00.lfl is the 'index file' - it tells zak.exe where to find everything else. SCUMM (in Zak) allowed 256 variables (i.e. it stores stuff in 8 bit integers). For comparison, SLUDGE, my favorite game creation utility, uses 16 bit integers, so it can have 65536 variables. I am always amazed at how Zak squeezes so much good stuff out of so little space. Back when I first finished Zak, I remember calculating how many rooms could be squeezed onto the available space (16 color bitmaps take up a certain amount of space and can only be squeezed a certain amount). I remember my sadness when I realised that I must have seen almost all the available locations - it was simply physically impossible to fit any more in. Years later, when I came to work on my own game, the first thing I checked was the flexibility in adding more rooms. That was the principle reason I chose SLUDGE instead of the market leader, Adventure Game Studio. AGS can create very big games, but for a number of reasons SLUDGE has the edge in my opinion. But enough about me.
The LFL files include various commands. If you have never programmed, this won't mean much to you. But if you have never programmed anything, you probably won't have read this far. A few typical commands are:
ACTOR_MODIFY(Actor, Value, Attribute, Args): 'Attribute' can be: (1) Change walking sound, (2) Change color, (3) Change name, (4) Change costume etc. 'Arg' is an argument to that attribute. For example, a color number, or a string (such as a character's name).
ACTOR_SAY(Actor, String) - makes Zak or another actor say something
ACTOR_GETROOM(Var, Actor) - finds out where an actor is, so that another command can use that information

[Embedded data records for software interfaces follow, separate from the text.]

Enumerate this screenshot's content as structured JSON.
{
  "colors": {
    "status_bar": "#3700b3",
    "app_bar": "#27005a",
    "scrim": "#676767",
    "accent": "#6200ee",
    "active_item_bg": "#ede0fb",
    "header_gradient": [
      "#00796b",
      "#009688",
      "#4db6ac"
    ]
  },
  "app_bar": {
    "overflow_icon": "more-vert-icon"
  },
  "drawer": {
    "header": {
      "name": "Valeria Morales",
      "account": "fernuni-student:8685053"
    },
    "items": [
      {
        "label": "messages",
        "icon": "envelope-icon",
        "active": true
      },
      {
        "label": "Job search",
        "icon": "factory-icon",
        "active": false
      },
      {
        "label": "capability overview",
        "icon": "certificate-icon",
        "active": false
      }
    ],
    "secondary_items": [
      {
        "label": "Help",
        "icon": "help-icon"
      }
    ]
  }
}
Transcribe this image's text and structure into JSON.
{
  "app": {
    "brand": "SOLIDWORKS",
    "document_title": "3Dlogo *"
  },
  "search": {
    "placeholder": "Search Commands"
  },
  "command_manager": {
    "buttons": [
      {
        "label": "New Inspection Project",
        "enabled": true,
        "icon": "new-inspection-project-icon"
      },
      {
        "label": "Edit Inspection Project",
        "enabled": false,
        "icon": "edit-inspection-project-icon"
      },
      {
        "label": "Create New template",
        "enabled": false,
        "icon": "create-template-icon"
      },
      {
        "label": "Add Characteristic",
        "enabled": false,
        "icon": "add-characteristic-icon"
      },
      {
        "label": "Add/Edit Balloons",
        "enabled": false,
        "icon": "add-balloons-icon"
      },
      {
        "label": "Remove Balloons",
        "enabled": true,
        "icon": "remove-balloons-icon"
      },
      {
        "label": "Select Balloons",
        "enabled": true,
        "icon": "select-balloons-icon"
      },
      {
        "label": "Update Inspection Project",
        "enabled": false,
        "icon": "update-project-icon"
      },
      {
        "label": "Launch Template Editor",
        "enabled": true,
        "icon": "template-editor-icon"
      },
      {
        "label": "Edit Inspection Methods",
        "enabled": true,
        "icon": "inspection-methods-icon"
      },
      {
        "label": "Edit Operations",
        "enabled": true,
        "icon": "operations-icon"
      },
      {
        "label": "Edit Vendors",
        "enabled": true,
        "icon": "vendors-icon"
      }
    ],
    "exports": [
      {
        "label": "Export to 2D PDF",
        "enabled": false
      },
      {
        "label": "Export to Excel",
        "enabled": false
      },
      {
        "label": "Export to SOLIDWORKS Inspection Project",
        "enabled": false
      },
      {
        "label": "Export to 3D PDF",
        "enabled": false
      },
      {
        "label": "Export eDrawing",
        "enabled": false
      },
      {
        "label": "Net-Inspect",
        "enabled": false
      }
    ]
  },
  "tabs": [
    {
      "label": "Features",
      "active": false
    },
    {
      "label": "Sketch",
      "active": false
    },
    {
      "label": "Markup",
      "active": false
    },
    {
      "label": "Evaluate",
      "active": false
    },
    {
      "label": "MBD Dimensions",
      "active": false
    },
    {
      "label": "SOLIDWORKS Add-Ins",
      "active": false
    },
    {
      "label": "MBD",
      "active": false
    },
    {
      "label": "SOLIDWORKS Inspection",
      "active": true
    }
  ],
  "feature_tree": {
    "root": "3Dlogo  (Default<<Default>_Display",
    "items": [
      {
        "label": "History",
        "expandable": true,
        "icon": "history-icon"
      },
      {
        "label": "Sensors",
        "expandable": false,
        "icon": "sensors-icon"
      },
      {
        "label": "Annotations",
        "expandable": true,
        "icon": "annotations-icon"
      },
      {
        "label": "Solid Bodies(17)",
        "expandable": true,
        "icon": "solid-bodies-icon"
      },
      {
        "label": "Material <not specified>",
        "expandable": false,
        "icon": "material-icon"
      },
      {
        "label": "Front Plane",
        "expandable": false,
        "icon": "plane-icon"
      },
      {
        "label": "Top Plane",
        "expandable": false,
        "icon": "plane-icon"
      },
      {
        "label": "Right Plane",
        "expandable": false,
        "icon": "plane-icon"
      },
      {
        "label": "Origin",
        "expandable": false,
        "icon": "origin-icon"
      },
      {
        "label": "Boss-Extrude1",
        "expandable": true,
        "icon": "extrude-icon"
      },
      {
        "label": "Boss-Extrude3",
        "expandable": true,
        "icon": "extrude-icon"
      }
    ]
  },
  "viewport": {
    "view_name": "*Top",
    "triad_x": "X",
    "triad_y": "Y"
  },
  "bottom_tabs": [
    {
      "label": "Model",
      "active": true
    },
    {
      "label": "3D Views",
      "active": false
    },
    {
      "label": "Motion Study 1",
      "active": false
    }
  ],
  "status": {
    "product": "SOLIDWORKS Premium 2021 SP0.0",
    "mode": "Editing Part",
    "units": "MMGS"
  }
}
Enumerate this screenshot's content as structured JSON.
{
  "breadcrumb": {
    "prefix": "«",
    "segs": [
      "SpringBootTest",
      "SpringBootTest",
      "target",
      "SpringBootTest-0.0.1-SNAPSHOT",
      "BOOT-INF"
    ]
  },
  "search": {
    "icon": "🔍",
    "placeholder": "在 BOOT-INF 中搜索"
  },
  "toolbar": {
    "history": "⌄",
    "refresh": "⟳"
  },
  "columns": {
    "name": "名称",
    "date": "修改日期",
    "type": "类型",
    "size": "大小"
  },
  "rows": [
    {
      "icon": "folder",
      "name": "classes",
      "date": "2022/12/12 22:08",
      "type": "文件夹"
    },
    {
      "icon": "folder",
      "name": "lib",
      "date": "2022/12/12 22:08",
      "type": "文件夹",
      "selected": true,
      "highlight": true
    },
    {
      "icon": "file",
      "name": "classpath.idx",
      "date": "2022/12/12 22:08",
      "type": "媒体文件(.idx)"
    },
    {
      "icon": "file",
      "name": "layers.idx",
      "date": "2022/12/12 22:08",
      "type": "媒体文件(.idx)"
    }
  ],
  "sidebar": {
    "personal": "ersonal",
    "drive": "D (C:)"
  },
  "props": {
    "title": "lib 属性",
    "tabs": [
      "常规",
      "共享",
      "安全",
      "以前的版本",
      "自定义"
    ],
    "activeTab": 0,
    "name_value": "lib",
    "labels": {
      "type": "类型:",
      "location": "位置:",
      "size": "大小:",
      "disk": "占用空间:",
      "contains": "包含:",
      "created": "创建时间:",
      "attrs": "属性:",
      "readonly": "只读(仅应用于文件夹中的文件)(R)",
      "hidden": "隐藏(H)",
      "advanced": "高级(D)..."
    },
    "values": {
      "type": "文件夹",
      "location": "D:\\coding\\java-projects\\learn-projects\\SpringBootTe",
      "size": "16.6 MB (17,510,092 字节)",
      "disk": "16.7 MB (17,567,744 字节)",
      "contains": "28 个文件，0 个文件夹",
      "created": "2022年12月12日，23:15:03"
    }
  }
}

SETVAR_IND(VarInd, Value) - sets a particular numbered variable
ACTOR_MOVETOROOM (GlbActor, Room)
As an example, when Zak looks at his mailbox, the code says something like
object door code
For more details, read Lloyd Rosen's excellent article 'SCUMM - The Infernal Machine.'
SCUMM bundles various other tools together - for music, animations, writing new code, placing objects in rooms, and so on. The 'exe' file (zak.exe) is SCUMM interpreter version 2, though version numbers were not used much until the next game, Monkey Island. In the days of Zak, SCUMM was still a new idea. Zak.exe contains the following parts:
- inven - for handling the inventory (the things you pick up and use - like the kazoo, cashcard, etc.)
- actor - for handling the characters (like Zak and Annie)
- room - for handling the rooms (like Zak's bedroom or 13th Avenue)
- script - for handling the instructions (like when Zak picks up something)
- sound - for sounds
- misc - for other stuff
Like all interpreters, zak.exe takes numbers from the LFL file and interprets them as something useful. A particular number will mean finding certain pixels and moving them from one place to another. Typical programming stuff. Some numbers are as follows. (Obviously, the meaning opf the numbers depends on their context):
11 [Actor][Command] - Commands actor:
10 Normal face
F5 Face right
F6 Face front
F7 Face back
F8 Face left
FF Stop walking
13 [Actor][Value][Property] - Set property of actor:
02 Body color
05 Text color
14 [Actor] - Actor # speaks
1E [Actor][LocX][LocY] - Actor walks to location.
1C [Sound #] - Plays sound.
2E (Delay) - Pauses.
and so on.
In the early versions, with very low resolution pictures, and only 16 possible colors, it is easy to see how a number and an offset can translate into a changed image on screen. As SCUMM evolved into higher resolution and more colors - the programmers have to rely on more sophisticated tools and the finished code looks more complicated.
Hey, that's enough for now. :)